Like most, I’m not able to physically and literally occupy Wall Street everyday; however, I’m no longer making excuses. The time for honesty is NOW. We must work to build a new system that is non-violent, non-racist, and non-hierarchical.
Yesterday, Slavoj Zizek asked protesters in Zuccotti Park a good question, “What social organization can replace capitalism?” Communism and socialism often only create more brutal regimes and, arguably, anarchism is too misunderstood to gather any real traction. So what might our new world look like? Perhaps this new communal environment will look something like the model evolving daily in Zuccotti Park? Certainly, we're imaginative, innovative, and intelligent enough to create a better world. Let us begin speaking this new language. Obama is right about few things, and one is his classic talking point, "change won't come over night." Obama should not only be listening, but should also stop making excuses for the banks and capitalist cronies he is too often than not in cahoots with. The Occupy Wall Street movement may only be one step toward a new social contract, but it is a big step in the right direction.

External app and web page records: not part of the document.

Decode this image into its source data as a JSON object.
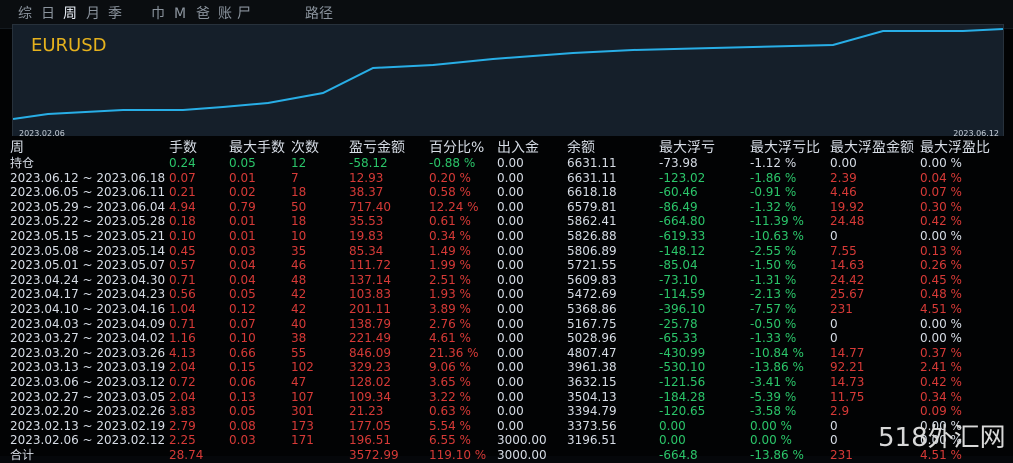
{
  "tabs": [
    "综",
    "日",
    "周",
    "月",
    "季",
    "巾",
    "M",
    "爸",
    "账",
    "尸",
    "路径"
  ],
  "active_tab_index": 2,
  "chart": {
    "symbol": "EURUSD",
    "start_date": "2023.02.06",
    "end_date": "2023.06.12",
    "line_color": "#28aee6"
  },
  "columns": [
    "周",
    "手数",
    "最大手数",
    "次数",
    "盈亏金额",
    "百分比%",
    "出入金",
    "余额",
    "最大浮亏",
    "最大浮亏比",
    "最大浮盈金额",
    "最大浮盈比"
  ],
  "holdings": {
    "label": "持仓",
    "values": [
      "0.24",
      "0.05",
      "12",
      "-58.12",
      "-0.88 %",
      "0.00",
      "6631.11",
      "-73.98",
      "-1.12 %",
      "0.00",
      "0.00 %"
    ]
  },
  "weekly_rows": [
    [
      "2023.06.12 ~ 2023.06.18",
      "0.07",
      "0.01",
      "7",
      "12.93",
      "0.20 %",
      "0.00",
      "6631.11",
      "-123.02",
      "-1.86 %",
      "2.39",
      "0.04 %"
    ],
    [
      "2023.06.05 ~ 2023.06.11",
      "0.21",
      "0.02",
      "18",
      "38.37",
      "0.58 %",
      "0.00",
      "6618.18",
      "-60.46",
      "-0.91 %",
      "4.46",
      "0.07 %"
    ],
    [
      "2023.05.29 ~ 2023.06.04",
      "4.94",
      "0.79",
      "50",
      "717.40",
      "12.24 %",
      "0.00",
      "6579.81",
      "-86.49",
      "-1.32 %",
      "19.92",
      "0.30 %"
    ],
    [
      "2023.05.22 ~ 2023.05.28",
      "0.18",
      "0.01",
      "18",
      "35.53",
      "0.61 %",
      "0.00",
      "5862.41",
      "-664.80",
      "-11.39 %",
      "24.48",
      "0.42 %"
    ],
    [
      "2023.05.15 ~ 2023.05.21",
      "0.10",
      "0.01",
      "10",
      "19.83",
      "0.34 %",
      "0.00",
      "5826.88",
      "-619.33",
      "-10.63 %",
      "0",
      "0.00 %"
    ],
    [
      "2023.05.08 ~ 2023.05.14",
      "0.45",
      "0.03",
      "35",
      "85.34",
      "1.49 %",
      "0.00",
      "5806.89",
      "-148.12",
      "-2.55 %",
      "7.55",
      "0.13 %"
    ],
    [
      "2023.05.01 ~ 2023.05.07",
      "0.57",
      "0.04",
      "46",
      "111.72",
      "1.99 %",
      "0.00",
      "5721.55",
      "-85.04",
      "-1.50 %",
      "14.63",
      "0.26 %"
    ],
    [
      "2023.04.24 ~ 2023.04.30",
      "0.71",
      "0.04",
      "48",
      "137.14",
      "2.51 %",
      "0.00",
      "5609.83",
      "-73.10",
      "-1.31 %",
      "24.42",
      "0.45 %"
    ],
    [
      "2023.04.17 ~ 2023.04.23",
      "0.56",
      "0.05",
      "42",
      "103.83",
      "1.93 %",
      "0.00",
      "5472.69",
      "-114.59",
      "-2.13 %",
      "25.67",
      "0.48 %"
    ],
    [
      "2023.04.10 ~ 2023.04.16",
      "1.04",
      "0.12",
      "42",
      "201.11",
      "3.89 %",
      "0.00",
      "5368.86",
      "-396.10",
      "-7.57 %",
      "231",
      "4.51 %"
    ],
    [
      "2023.04.03 ~ 2023.04.09",
      "0.71",
      "0.07",
      "40",
      "138.79",
      "2.76 %",
      "0.00",
      "5167.75",
      "-25.78",
      "-0.50 %",
      "0",
      "0.00 %"
    ],
    [
      "2023.03.27 ~ 2023.04.02",
      "1.16",
      "0.10",
      "38",
      "221.49",
      "4.61 %",
      "0.00",
      "5028.96",
      "-65.33",
      "-1.33 %",
      "0",
      "0.00 %"
    ],
    [
      "2023.03.20 ~ 2023.03.26",
      "4.13",
      "0.66",
      "55",
      "846.09",
      "21.36 %",
      "0.00",
      "4807.47",
      "-430.99",
      "-10.84 %",
      "14.77",
      "0.37 %"
    ],
    [
      "2023.03.13 ~ 2023.03.19",
      "2.04",
      "0.15",
      "102",
      "329.23",
      "9.06 %",
      "0.00",
      "3961.38",
      "-530.10",
      "-13.86 %",
      "92.21",
      "2.41 %"
    ],
    [
      "2023.03.06 ~ 2023.03.12",
      "0.72",
      "0.06",
      "47",
      "128.02",
      "3.65 %",
      "0.00",
      "3632.15",
      "-121.56",
      "-3.41 %",
      "14.73",
      "0.42 %"
    ],
    [
      "2023.02.27 ~ 2023.03.05",
      "2.04",
      "0.13",
      "107",
      "109.34",
      "3.22 %",
      "0.00",
      "3504.13",
      "-184.28",
      "-5.39 %",
      "11.75",
      "0.34 %"
    ],
    [
      "2023.02.20 ~ 2023.02.26",
      "3.83",
      "0.05",
      "301",
      "21.23",
      "0.63 %",
      "0.00",
      "3394.79",
      "-120.65",
      "-3.58 %",
      "2.9",
      "0.09 %"
    ],
    [
      "2023.02.13 ~ 2023.02.19",
      "2.79",
      "0.08",
      "173",
      "177.05",
      "5.54 %",
      "0.00",
      "3373.56",
      "0.00",
      "0.00 %",
      "0",
      "0.00 %"
    ],
    [
      "2023.02.06 ~ 2023.02.12",
      "2.25",
      "0.03",
      "171",
      "196.51",
      "6.55 %",
      "3000.00",
      "3196.51",
      "0.00",
      "0.00 %",
      "0",
      "0.00 %"
    ]
  ],
  "total": {
    "label": "合计",
    "values": [
      "28.74",
      "",
      "",
      "3572.99",
      "119.10 %",
      "3000.00",
      "",
      "-664.8",
      "-13.86 %",
      "231",
      "4.51 %"
    ]
  },
  "watermark": "518外汇网"
}
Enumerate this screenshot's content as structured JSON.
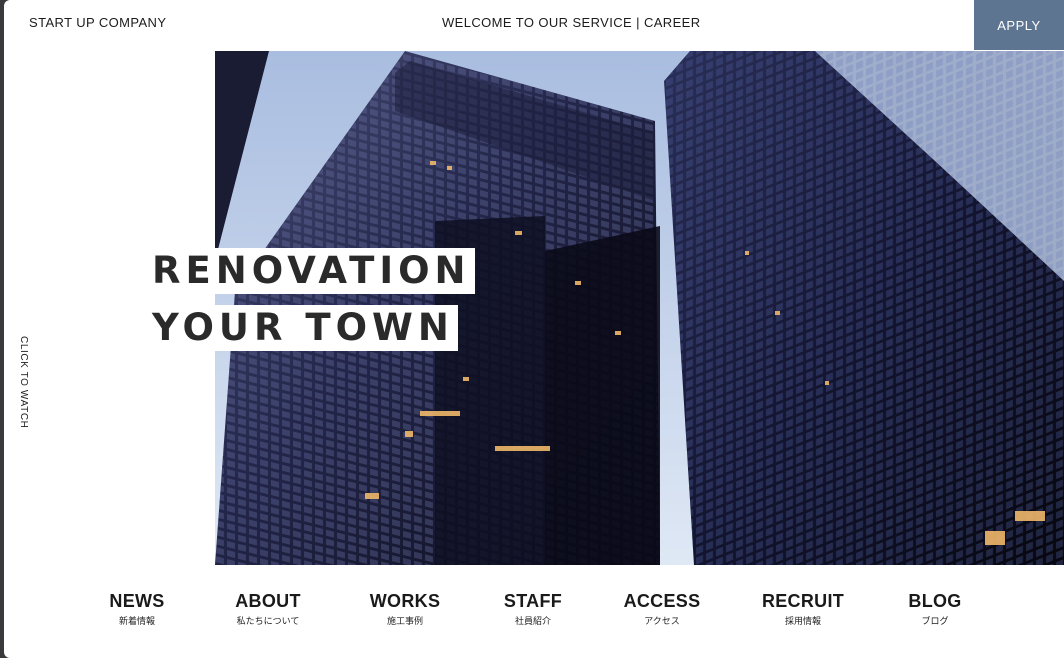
{
  "header": {
    "brand": "START UP COMPANY",
    "welcome_text": "WELCOME TO OUR SERVICE",
    "separator": "|",
    "career": "CAREER",
    "apply_label": "APPLY"
  },
  "hero": {
    "headline_line1": "RENOVATION",
    "headline_line2": "YOUR TOWN",
    "image_subject": "skyscrapers"
  },
  "side": {
    "watch_label": "CLICK TO WATCH"
  },
  "nav": {
    "items": [
      {
        "en": "NEWS",
        "jp": "新着情報"
      },
      {
        "en": "ABOUT",
        "jp": "私たちについて"
      },
      {
        "en": "WORKS",
        "jp": "施工事例"
      },
      {
        "en": "STAFF",
        "jp": "社員紹介"
      },
      {
        "en": "ACCESS",
        "jp": "アクセス"
      },
      {
        "en": "RECRUIT",
        "jp": "採用情報"
      },
      {
        "en": "BLOG",
        "jp": "ブログ"
      }
    ]
  },
  "colors": {
    "apply_bg": "#5d7591",
    "sky": "#b9c9e6",
    "building": "#14142a"
  }
}
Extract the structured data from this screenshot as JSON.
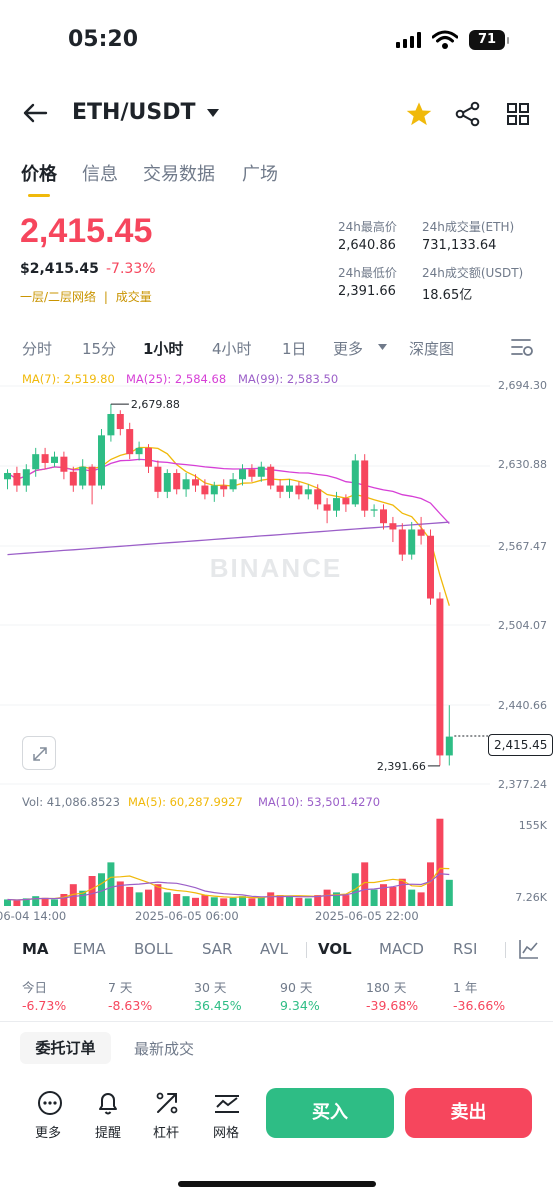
{
  "status_bar": {
    "time": "05:20",
    "battery": "71"
  },
  "header": {
    "pair": "ETH/USDT"
  },
  "tabs": [
    {
      "label": "价格",
      "active": true
    },
    {
      "label": "信息",
      "active": false
    },
    {
      "label": "交易数据",
      "active": false
    },
    {
      "label": "广场",
      "active": false
    }
  ],
  "price": {
    "last": "2,415.45",
    "usd": "$2,415.45",
    "change_pct": "-7.33%",
    "network_link": "一层/二层网络",
    "volume_link": "成交量",
    "high_label": "24h最高价",
    "high": "2,640.86",
    "low_label": "24h最低价",
    "low": "2,391.66",
    "vol_eth_label": "24h成交量(ETH)",
    "vol_eth": "731,133.64",
    "vol_usdt_label": "24h成交额(USDT)",
    "vol_usdt": "18.65亿"
  },
  "timeframes": [
    {
      "label": "分时",
      "active": false
    },
    {
      "label": "15分",
      "active": false
    },
    {
      "label": "1小时",
      "active": true
    },
    {
      "label": "4小时",
      "active": false
    },
    {
      "label": "1日",
      "active": false
    },
    {
      "label": "更多",
      "active": false
    },
    {
      "label": "深度图",
      "active": false
    }
  ],
  "ma_legend": {
    "ma7": "MA(7): 2,519.80",
    "ma25": "MA(25): 2,584.68",
    "ma99": "MA(99): 2,583.50"
  },
  "vol_legend": {
    "vol": "Vol: 41,086.8523",
    "ma5": "MA(5): 60,287.9927",
    "ma10": "MA(10): 53,501.4270"
  },
  "colors": {
    "up": "#2ebd85",
    "down": "#f6465d",
    "ma7": "#f0b90b",
    "ma25": "#d63fd6",
    "ma99": "#9b5fc8",
    "accent": "#f0b90b"
  },
  "watermark": "BINANCE",
  "chart_data": {
    "type": "candlestick",
    "price_axis": [
      "2,694.30",
      "2,630.88",
      "2,567.47",
      "2,504.07",
      "2,440.66",
      "2,377.24"
    ],
    "ylim": [
      2377.24,
      2694.3
    ],
    "volume_axis": [
      "155K",
      "7.26K"
    ],
    "time_axis": [
      "06-04 14:00",
      "2025-06-05 06:00",
      "2025-06-05 22:00"
    ],
    "high_marker": "2,679.88",
    "low_marker": "2,391.66",
    "last_price_tag": "2,415.45",
    "candles": [
      [
        2620,
        2625,
        2612,
        2628,
        12
      ],
      [
        2625,
        2615,
        2610,
        2630,
        10
      ],
      [
        2615,
        2628,
        2610,
        2632,
        14
      ],
      [
        2628,
        2640,
        2622,
        2645,
        18
      ],
      [
        2640,
        2633,
        2628,
        2645,
        15
      ],
      [
        2633,
        2638,
        2630,
        2642,
        12
      ],
      [
        2638,
        2626,
        2620,
        2642,
        22
      ],
      [
        2626,
        2615,
        2610,
        2630,
        40
      ],
      [
        2615,
        2630,
        2612,
        2636,
        28
      ],
      [
        2630,
        2615,
        2600,
        2632,
        55
      ],
      [
        2615,
        2655,
        2612,
        2660,
        60
      ],
      [
        2655,
        2672,
        2650,
        2680,
        80
      ],
      [
        2672,
        2660,
        2655,
        2675,
        45
      ],
      [
        2660,
        2640,
        2636,
        2665,
        35
      ],
      [
        2640,
        2645,
        2635,
        2650,
        25
      ],
      [
        2645,
        2630,
        2625,
        2648,
        30
      ],
      [
        2630,
        2610,
        2605,
        2635,
        40
      ],
      [
        2610,
        2625,
        2605,
        2628,
        25
      ],
      [
        2625,
        2612,
        2608,
        2628,
        22
      ],
      [
        2612,
        2620,
        2606,
        2625,
        18
      ],
      [
        2620,
        2615,
        2610,
        2624,
        15
      ],
      [
        2615,
        2608,
        2604,
        2620,
        20
      ],
      [
        2608,
        2615,
        2602,
        2618,
        16
      ],
      [
        2615,
        2612,
        2606,
        2620,
        14
      ],
      [
        2612,
        2620,
        2610,
        2625,
        15
      ],
      [
        2620,
        2628,
        2615,
        2632,
        18
      ],
      [
        2628,
        2622,
        2618,
        2632,
        14
      ],
      [
        2622,
        2630,
        2618,
        2634,
        16
      ],
      [
        2630,
        2615,
        2612,
        2632,
        25
      ],
      [
        2615,
        2610,
        2605,
        2620,
        20
      ],
      [
        2610,
        2615,
        2605,
        2620,
        18
      ],
      [
        2615,
        2608,
        2604,
        2618,
        15
      ],
      [
        2608,
        2612,
        2604,
        2616,
        14
      ],
      [
        2612,
        2600,
        2596,
        2616,
        20
      ],
      [
        2600,
        2595,
        2585,
        2605,
        30
      ],
      [
        2595,
        2605,
        2590,
        2610,
        25
      ],
      [
        2605,
        2600,
        2594,
        2608,
        20
      ],
      [
        2600,
        2635,
        2598,
        2640,
        60
      ],
      [
        2635,
        2595,
        2590,
        2640,
        80
      ],
      [
        2595,
        2596,
        2590,
        2600,
        30
      ],
      [
        2596,
        2585,
        2580,
        2600,
        40
      ],
      [
        2585,
        2580,
        2570,
        2590,
        35
      ],
      [
        2580,
        2560,
        2555,
        2585,
        50
      ],
      [
        2560,
        2580,
        2556,
        2586,
        30
      ],
      [
        2580,
        2575,
        2568,
        2590,
        25
      ],
      [
        2575,
        2525,
        2520,
        2580,
        80
      ],
      [
        2525,
        2400,
        2392,
        2530,
        160
      ],
      [
        2400,
        2415,
        2392,
        2440,
        48
      ]
    ]
  },
  "indicators": [
    {
      "label": "MA",
      "active": true
    },
    {
      "label": "EMA",
      "active": false
    },
    {
      "label": "BOLL",
      "active": false
    },
    {
      "label": "SAR",
      "active": false
    },
    {
      "label": "AVL",
      "active": false
    },
    {
      "label": "VOL",
      "active": true
    },
    {
      "label": "MACD",
      "active": false
    },
    {
      "label": "RSI",
      "active": false
    }
  ],
  "performance": [
    {
      "label": "今日",
      "value": "-6.73%",
      "dir": "down"
    },
    {
      "label": "7 天",
      "value": "-8.63%",
      "dir": "down"
    },
    {
      "label": "30 天",
      "value": "36.45%",
      "dir": "up"
    },
    {
      "label": "90 天",
      "value": "9.34%",
      "dir": "up"
    },
    {
      "label": "180 天",
      "value": "-39.68%",
      "dir": "down"
    },
    {
      "label": "1 年",
      "value": "-36.66%",
      "dir": "down"
    }
  ],
  "order_tabs": {
    "active": "委托订单",
    "other": "最新成交"
  },
  "bottom_nav": [
    {
      "label": "更多",
      "icon": "more-dots-icon"
    },
    {
      "label": "提醒",
      "icon": "bell-icon"
    },
    {
      "label": "杠杆",
      "icon": "leverage-icon"
    },
    {
      "label": "网格",
      "icon": "grid-trading-icon"
    }
  ],
  "buttons": {
    "buy": "买入",
    "sell": "卖出"
  }
}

I selfishly and foolishly wonder if there will still be football, rock-&-roll, and beer in this post-capitalist society? I suppose there will always be these things; after all, somethings are just too fun to replace! In fact, I suppose that is the real question - can we all come together and think of new ways to enjoy life outside of and beyond capitalism? I certainly hope we can. Who knows? What I do know is that I’m relieved to hear discussions like these happening. Politics is a far more interesting "sport" than any football game! The worst case scenario is that we’ll continue blundering along the same inadequate path as before - selling out.
Zizek closed his speech by warning, “The only thing I’m afraid of is that we will someday just go home and then we will meet once a year, drinking a beer, and nostalgically remembering what a nice time we had here. Promise ourselves that this will not be the case.”
History will judge. In solidarity with the 99%. Another world is possible.